Could you write out all the records once more, exactly?

Dataset items |
:::::

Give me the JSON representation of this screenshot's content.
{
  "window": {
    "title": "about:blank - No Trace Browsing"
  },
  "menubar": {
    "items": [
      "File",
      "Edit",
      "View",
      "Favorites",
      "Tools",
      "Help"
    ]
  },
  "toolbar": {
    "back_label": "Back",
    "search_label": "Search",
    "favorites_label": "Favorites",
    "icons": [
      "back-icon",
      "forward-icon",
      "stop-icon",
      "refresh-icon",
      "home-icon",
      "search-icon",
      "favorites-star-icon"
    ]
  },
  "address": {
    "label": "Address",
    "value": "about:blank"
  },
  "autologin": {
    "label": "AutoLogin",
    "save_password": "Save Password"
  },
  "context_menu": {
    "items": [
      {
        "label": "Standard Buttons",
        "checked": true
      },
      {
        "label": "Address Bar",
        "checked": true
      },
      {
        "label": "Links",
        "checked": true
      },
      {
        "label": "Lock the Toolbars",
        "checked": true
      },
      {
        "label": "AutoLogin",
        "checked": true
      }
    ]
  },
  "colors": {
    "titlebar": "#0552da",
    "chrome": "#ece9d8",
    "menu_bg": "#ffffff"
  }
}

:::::

Worked solution |
Give me the JSON representation of this screenshot's content.
{
  "window": {
    "title": "about:blank - No Trace Browsing"
  },
  "menubar": {
    "items": [
      "File",
      "Edit",
      "View",
      "Favorites",
      "Tools",
      "Help"
    ]
  },
  "toolbar": {
    "back_label": "Back",
    "search_label": "Search",
    "favorites_label": "Favorites",
    "icons": [
      "back-icon",
      "forward-icon",
      "stop-icon",
      "refresh-icon",
      "home-icon",
      "search-icon",
      "favorites-star-icon"
    ]
  },
  "address": {
    "label": "Address",
    "value": "about:blank"
  },
  "autologin": {
    "label": "AutoLogin",
    "save_password": "Save Password"
  },
  "context_menu": {
    "items": [
      {
        "label": "Standard Buttons",
        "checked": true
      },
      {
        "label": "Address Bar",
        "checked": true
      },
      {
        "label": "Links",
        "checked": true
      },
      {
        "label": "Lock the Toolbars",
        "checked": true
      },
      {
        "label": "AutoLogin",
        "checked": true
      }
    ]
  },
  "colors": {
    "titlebar": "#0552da",
    "chrome": "#ece9d8",
    "menu_bg": "#ffffff"
  }
}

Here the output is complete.